The hotbed in Vermont, however, was down south. In 1925, Vermont Academy put in the first of several small jumps on its Saxton’s River campus and the school became a training ground for ski jumpers. Not to be outdone, in 1936, the Putney School where John Caldwell taught erected a small 36-meter jump. In Dummerston, Maple Valley built a 45-meter jump in 1968.
Harris Hill’s large ski jump was for trained athletes, but founder Fred Harris helped erect a smaller, 25-meter one in Brattleboro’s Latchis Park that operated from 1952 to 1979.
By the 1970s, with the rising costs of insurance and waning interest in ski jumping, most of Vermont’s jumping hills had been decommissioned and destroyed.

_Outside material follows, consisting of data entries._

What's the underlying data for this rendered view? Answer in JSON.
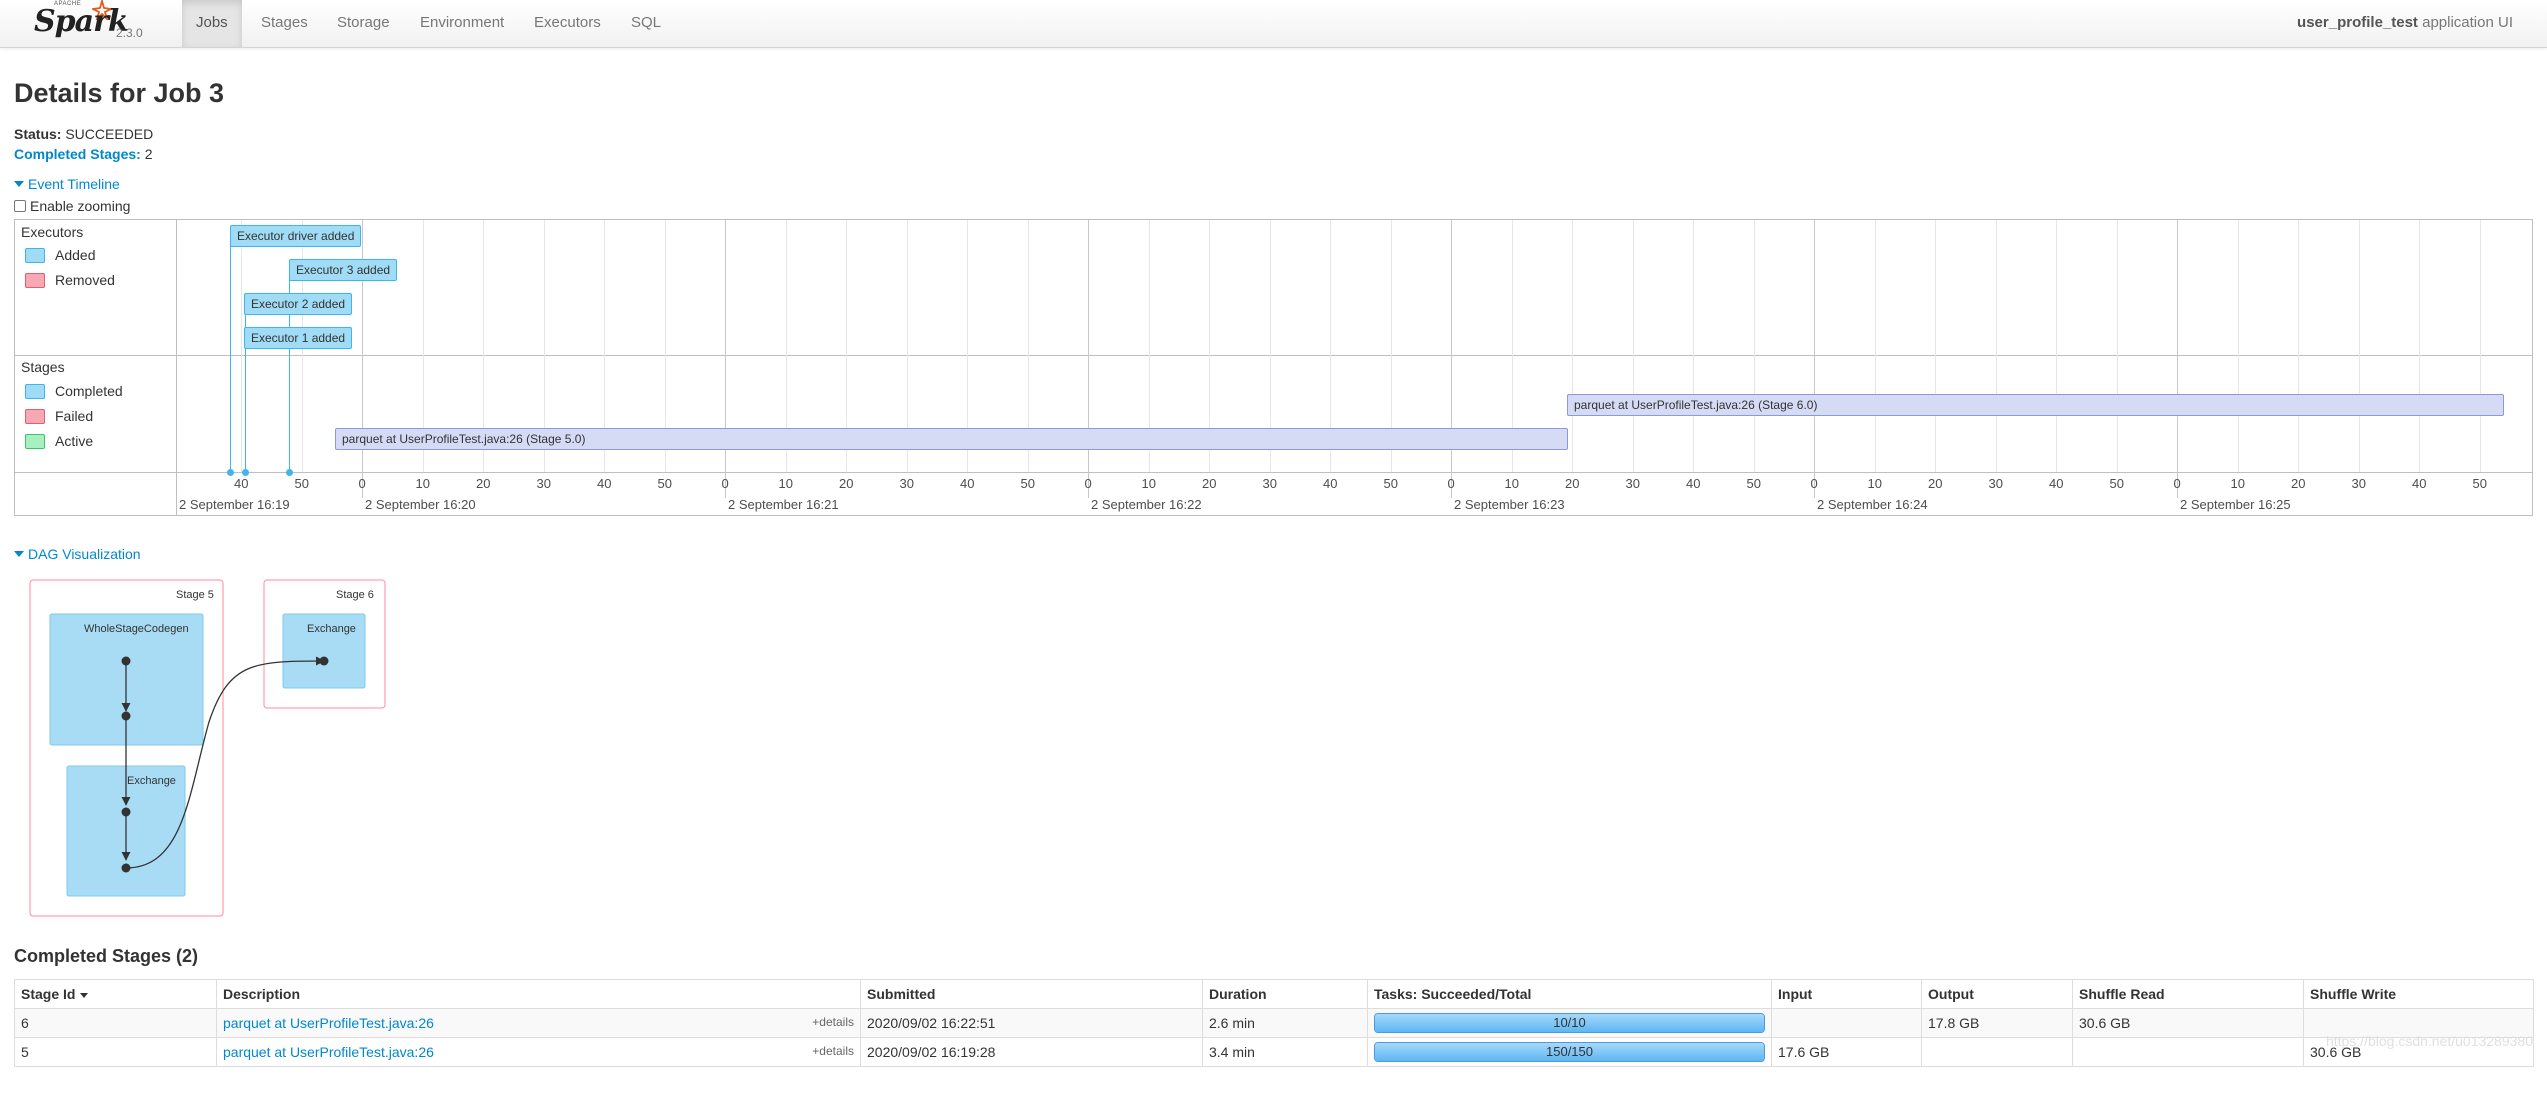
{
  "nav": {
    "logo_text": "Spark",
    "logo_small": "APACHE",
    "version": "2.3.0",
    "tabs": [
      {
        "label": "Jobs",
        "active": true
      },
      {
        "label": "Stages",
        "active": false
      },
      {
        "label": "Storage",
        "active": false
      },
      {
        "label": "Environment",
        "active": false
      },
      {
        "label": "Executors",
        "active": false
      },
      {
        "label": "SQL",
        "active": false
      }
    ],
    "app_name": "user_profile_test",
    "app_suffix": "application UI"
  },
  "page": {
    "title": "Details for Job 3",
    "status_label": "Status:",
    "status_value": "SUCCEEDED",
    "completed_label": "Completed Stages:",
    "completed_value": "2"
  },
  "timeline": {
    "toggle_label": "Event Timeline",
    "zoom_label": "Enable zooming",
    "executors_title": "Executors",
    "executor_legend": [
      {
        "label": "Added",
        "color": "#a0dcf5",
        "border": "#3eb5ec"
      },
      {
        "label": "Removed",
        "color": "#f7a8b4",
        "border": "#e06070"
      }
    ],
    "stages_title": "Stages",
    "stage_legend": [
      {
        "label": "Completed",
        "color": "#a0dcf5",
        "border": "#3eb5ec"
      },
      {
        "label": "Failed",
        "color": "#f7a8b4",
        "border": "#e06070"
      },
      {
        "label": "Active",
        "color": "#a8f0c0",
        "border": "#40c070"
      }
    ],
    "executor_events": [
      {
        "label": "Executor driver added"
      },
      {
        "label": "Executor 3 added"
      },
      {
        "label": "Executor 2 added"
      },
      {
        "label": "Executor 1 added"
      }
    ],
    "stage_bars": [
      {
        "label": "parquet at UserProfileTest.java:26 (Stage 6.0)"
      },
      {
        "label": "parquet at UserProfileTest.java:26 (Stage 5.0)"
      }
    ],
    "minute_labels": [
      "2 September 16:19",
      "2 September 16:20",
      "2 September 16:21",
      "2 September 16:22",
      "2 September 16:23",
      "2 September 16:24",
      "2 September 16:25"
    ],
    "second_labels": [
      "0",
      "10",
      "20",
      "30",
      "40",
      "50"
    ]
  },
  "dag": {
    "toggle_label": "DAG Visualization",
    "stage5_label": "Stage 5",
    "stage6_label": "Stage 6",
    "wsc_label": "WholeStageCodegen",
    "exchange5_label": "Exchange",
    "exchange6_label": "Exchange",
    "cluster_border": "#ff8aa0",
    "node_fill": "#a8dcf5",
    "node_border": "#7cc8ee"
  },
  "stages_table": {
    "title": "Completed Stages (2)",
    "headers": [
      "Stage Id",
      "Description",
      "Submitted",
      "Duration",
      "Tasks: Succeeded/Total",
      "Input",
      "Output",
      "Shuffle Read",
      "Shuffle Write"
    ],
    "rows": [
      {
        "id": "6",
        "description": "parquet at UserProfileTest.java:26",
        "details": "+details",
        "submitted": "2020/09/02 16:22:51",
        "duration": "2.6 min",
        "tasks": "10/10",
        "tasks_fraction": 1.0,
        "input": "",
        "output": "17.8 GB",
        "shuffle_read": "30.6 GB",
        "shuffle_write": ""
      },
      {
        "id": "5",
        "description": "parquet at UserProfileTest.java:26",
        "details": "+details",
        "submitted": "2020/09/02 16:19:28",
        "duration": "3.4 min",
        "tasks": "150/150",
        "tasks_fraction": 1.0,
        "input": "17.6 GB",
        "output": "",
        "shuffle_read": "",
        "shuffle_write": "30.6 GB"
      }
    ]
  },
  "watermark": "https://blog.csdn.net/u013289380"
}
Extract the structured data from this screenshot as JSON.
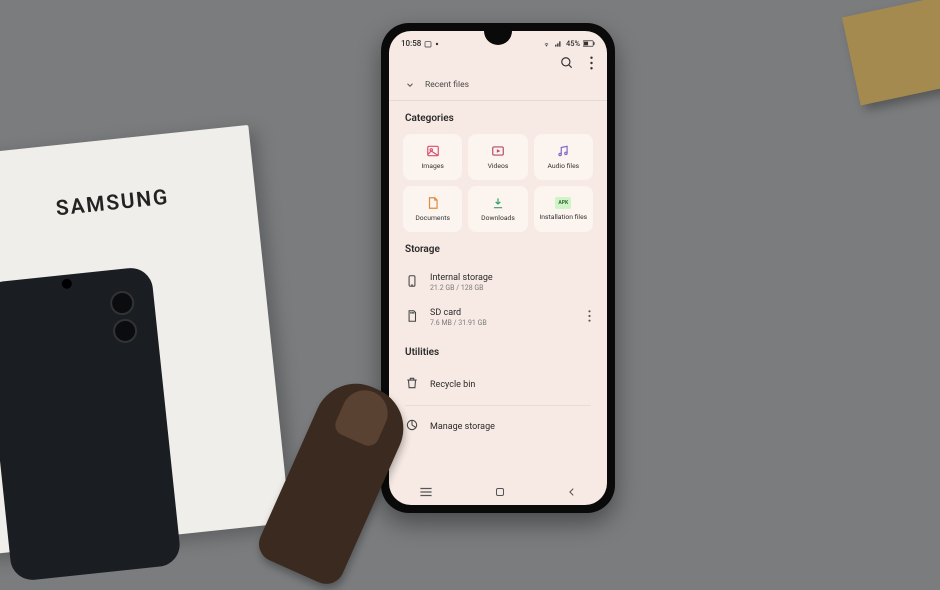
{
  "box": {
    "brand": "SAMSUNG"
  },
  "status": {
    "time": "10:58",
    "battery": "45%"
  },
  "header": {
    "recent": "Recent files"
  },
  "sections": {
    "categories": "Categories",
    "storage": "Storage",
    "utilities": "Utilities"
  },
  "cats": {
    "images": "Images",
    "videos": "Videos",
    "audio": "Audio files",
    "documents": "Documents",
    "downloads": "Downloads",
    "install": "Installation files",
    "apk": "APK"
  },
  "storage": {
    "internal": {
      "label": "Internal storage",
      "sub": "21.2 GB / 128 GB"
    },
    "sd": {
      "label": "SD card",
      "sub": "7.6 MB / 31.91 GB"
    }
  },
  "utilities": {
    "recycle": "Recycle bin",
    "manage": "Manage storage"
  }
}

However, in Brattleboro’s Living Memorial Park, new ski jumps were built in 2000 at the town’s recreation area, and there a new generation of ski jumpers is now earning to fly. Kids enrolled in the Harris Hill Junior Jumping Program practice twice weekly on the 10-meter and 18-meter jumps that were erected there in the early 2000s.
At Storrs Hill, just across the Vermont border from White River Junction, the Lebanon Outing Club offers coached practices for experienced skiers on Tuesday and Thursday evenings, from Jan. 11-Feb. 24. A season-long program costs $160 and the program has produced such athletes as Tara Geraghty-Moats, the 2020 World Cup champion in Nordic combined. Several other New Hampshire ski jumping programs are run by Ford Sayre, Mt. Washington and Nansen Ski Clubs.
In Lake Placid, the state-sponsored New York Ski Education Foundation teaches children as young as 7 on its smaller jumps (K20 and K48) and in 2020 finished North America’s first refrigerated track for its 90-meter and 120-meter jumps. There, the members of the U.S. ski jumping and Nordic combined national teams train year-round.
For more information visit the New England Ski Jumping Nordic Combined website at nesjnc.com. —L.L.